Adultery is adultery, regardless of whether you have a certificate of divorce to legitimate the shedding of your old wife or a certificate of a half-hour marriage to justify taking on a new one. The laws of marriage and divorce had been put in place for a reason – to protect people and preserve the peace, but that doesn’t mean you can exploit loopholes in those laws to maintain your sanctimonious moral self-righteousness while you abuse your partner.
Adultery is adultery, selfishness is selfishness and sin is sin. And while Jesus’ polemic here is not really aimed at hammering sinners or even adulterers as such, He is targeting those persons who would try to justify their selfish and abusive activities through keeping them within the literal letter of the law It’s all about protecting the vulnerable, and not using the letter of the law as an excuse for abuse.
Doris Mae Golberg wrote:
I have lost my husband, but I am not supposed to mourn.
I have lost my children; they don’t know to whom they belong.
I have lost my relatives; they do not approve.
I have lost his relatives; they blame me.
I have lost my friends; they don’t know how to act.
I feel I have lost my church; do they think I have sinned too much?
I am afraid of the future,
I am ashamed of the past,
I am confused about the present.
I am so alone,
I feel so lost.
God, please stay by me, You are all I have left.
And plenty of us have been there too, and all I really want to say here is that I believe we can be fully confident in these situations that the response of Jesus is not to put the boot in, despite the way some of His people might use passages such as today’s Gospel reading to justify their judgementalism.
No. Yesterday, today, forever, Jesus is the same – the friend of the weak, the protector of the vulnerable and the advocate of the sinner.
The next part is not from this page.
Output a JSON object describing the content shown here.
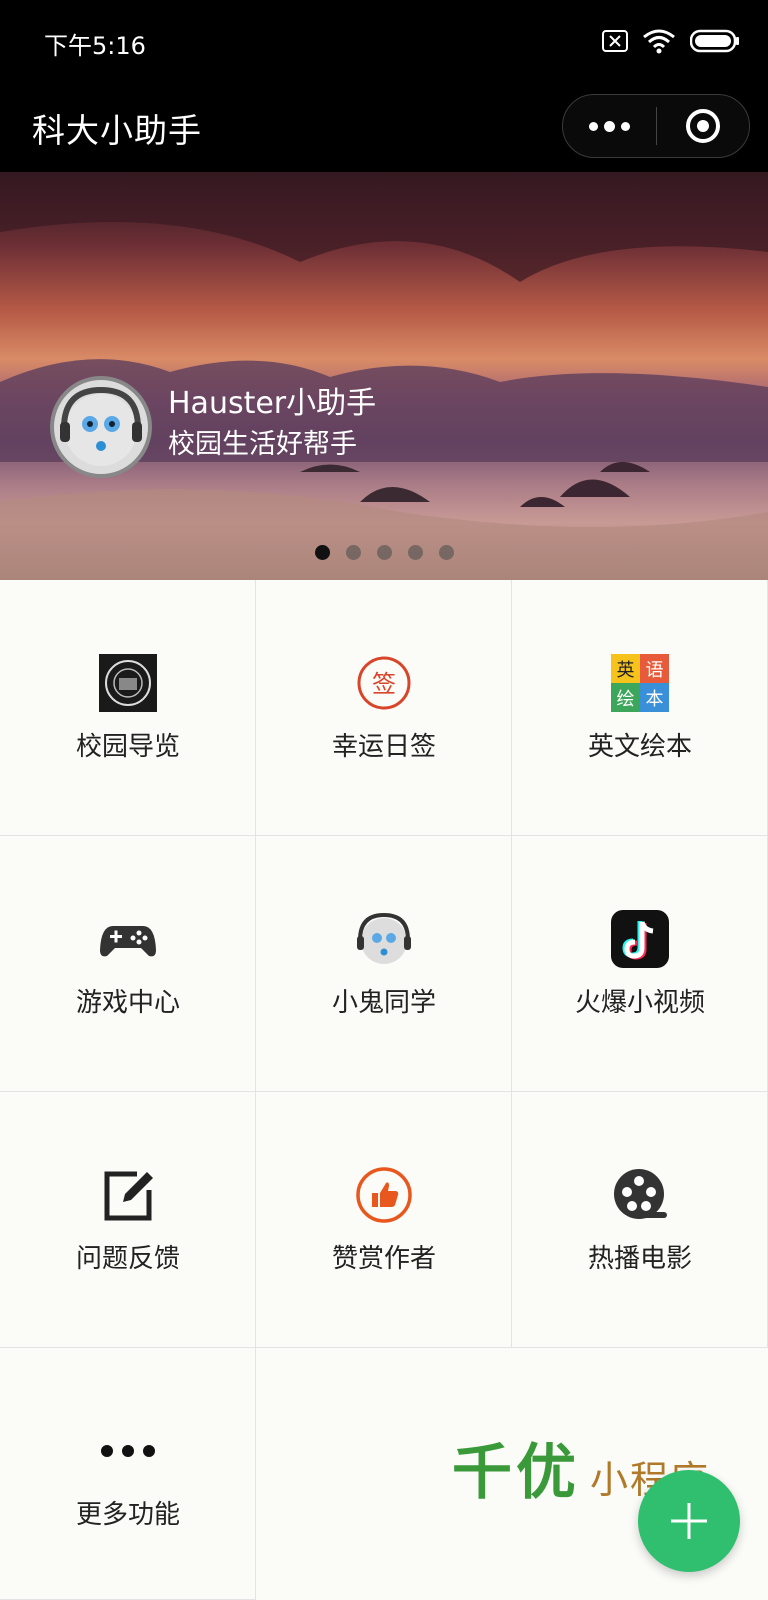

Glory to His name!
First Preached by Father Dave at Holy Trinity Dulwich Hill, October 2009.